What is needed
Would you reproduce the entries exactly, including every line?

-=-=-

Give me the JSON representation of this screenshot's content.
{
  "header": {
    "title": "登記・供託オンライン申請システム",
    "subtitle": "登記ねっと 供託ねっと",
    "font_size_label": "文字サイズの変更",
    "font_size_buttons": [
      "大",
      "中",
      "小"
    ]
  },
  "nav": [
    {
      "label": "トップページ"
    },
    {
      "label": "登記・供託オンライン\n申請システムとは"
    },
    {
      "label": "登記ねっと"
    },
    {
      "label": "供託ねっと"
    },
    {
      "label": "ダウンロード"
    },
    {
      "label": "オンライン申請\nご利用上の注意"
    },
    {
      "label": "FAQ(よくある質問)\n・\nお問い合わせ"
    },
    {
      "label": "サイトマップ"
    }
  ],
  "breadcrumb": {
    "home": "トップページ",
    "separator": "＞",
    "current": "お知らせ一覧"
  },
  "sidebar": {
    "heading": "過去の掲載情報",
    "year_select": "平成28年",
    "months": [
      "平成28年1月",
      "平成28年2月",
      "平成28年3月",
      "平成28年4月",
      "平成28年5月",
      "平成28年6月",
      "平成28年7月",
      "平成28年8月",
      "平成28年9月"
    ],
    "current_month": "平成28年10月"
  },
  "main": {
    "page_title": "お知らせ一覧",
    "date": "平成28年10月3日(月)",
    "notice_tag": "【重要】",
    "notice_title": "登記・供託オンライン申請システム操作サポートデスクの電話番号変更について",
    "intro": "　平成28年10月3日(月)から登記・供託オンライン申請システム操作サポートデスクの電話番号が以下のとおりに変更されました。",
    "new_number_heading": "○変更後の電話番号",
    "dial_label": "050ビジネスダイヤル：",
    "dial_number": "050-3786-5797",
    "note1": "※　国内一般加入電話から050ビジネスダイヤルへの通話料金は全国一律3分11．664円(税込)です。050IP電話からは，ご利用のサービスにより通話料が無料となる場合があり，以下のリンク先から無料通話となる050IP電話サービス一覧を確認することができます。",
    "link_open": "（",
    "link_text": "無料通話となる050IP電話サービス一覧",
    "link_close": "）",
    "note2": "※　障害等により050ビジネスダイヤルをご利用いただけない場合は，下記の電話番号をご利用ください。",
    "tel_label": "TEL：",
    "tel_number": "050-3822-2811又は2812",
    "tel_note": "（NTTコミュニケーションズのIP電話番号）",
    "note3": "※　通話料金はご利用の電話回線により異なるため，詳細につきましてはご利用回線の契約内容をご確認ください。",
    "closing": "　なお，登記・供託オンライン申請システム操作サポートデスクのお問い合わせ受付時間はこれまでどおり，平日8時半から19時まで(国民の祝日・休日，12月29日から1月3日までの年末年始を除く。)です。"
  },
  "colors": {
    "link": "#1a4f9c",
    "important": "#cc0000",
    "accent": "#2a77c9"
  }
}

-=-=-

Problem solution
Give me the JSON representation of this screenshot's content.
{
  "header": {
    "title": "登記・供託オンライン申請システム",
    "subtitle": "登記ねっと 供託ねっと",
    "font_size_label": "文字サイズの変更",
    "font_size_buttons": [
      "大",
      "中",
      "小"
    ]
  },
  "nav": [
    {
      "label": "トップページ"
    },
    {
      "label": "登記・供託オンライン\n申請システムとは"
    },
    {
      "label": "登記ねっと"
    },
    {
      "label": "供託ねっと"
    },
    {
      "label": "ダウンロード"
    },
    {
      "label": "オンライン申請\nご利用上の注意"
    },
    {
      "label": "FAQ(よくある質問)\n・\nお問い合わせ"
    },
    {
      "label": "サイトマップ"
    }
  ],
  "breadcrumb": {
    "home": "トップページ",
    "separator": "＞",
    "current": "お知らせ一覧"
  },
  "sidebar": {
    "heading": "過去の掲載情報",
    "year_select": "平成28年",
    "months": [
      "平成28年1月",
      "平成28年2月",
      "平成28年3月",
      "平成28年4月",
      "平成28年5月",
      "平成28年6月",
      "平成28年7月",
      "平成28年8月",
      "平成28年9月"
    ],
    "current_month": "平成28年10月"
  },
  "main": {
    "page_title": "お知らせ一覧",
    "date": "平成28年10月3日(月)",
    "notice_tag": "【重要】",
    "notice_title": "登記・供託オンライン申請システム操作サポートデスクの電話番号変更について",
    "intro": "　平成28年10月3日(月)から登記・供託オンライン申請システム操作サポートデスクの電話番号が以下のとおりに変更されました。",
    "new_number_heading": "○変更後の電話番号",
    "dial_label": "050ビジネスダイヤル：",
    "dial_number": "050-3786-5797",
    "note1": "※　国内一般加入電話から050ビジネスダイヤルへの通話料金は全国一律3分11．664円(税込)です。050IP電話からは，ご利用のサービスにより通話料が無料となる場合があり，以下のリンク先から無料通話となる050IP電話サービス一覧を確認することができます。",
    "link_open": "（",
    "link_text": "無料通話となる050IP電話サービス一覧",
    "link_close": "）",
    "note2": "※　障害等により050ビジネスダイヤルをご利用いただけない場合は，下記の電話番号をご利用ください。",
    "tel_label": "TEL：",
    "tel_number": "050-3822-2811又は2812",
    "tel_note": "（NTTコミュニケーションズのIP電話番号）",
    "note3": "※　通話料金はご利用の電話回線により異なるため，詳細につきましてはご利用回線の契約内容をご確認ください。",
    "closing": "　なお，登記・供託オンライン申請システム操作サポートデスクのお問い合わせ受付時間はこれまでどおり，平日8時半から19時まで(国民の祝日・休日，12月29日から1月3日までの年末年始を除く。)です。"
  },
  "colors": {
    "link": "#1a4f9c",
    "important": "#cc0000",
    "accent": "#2a77c9"
  }
}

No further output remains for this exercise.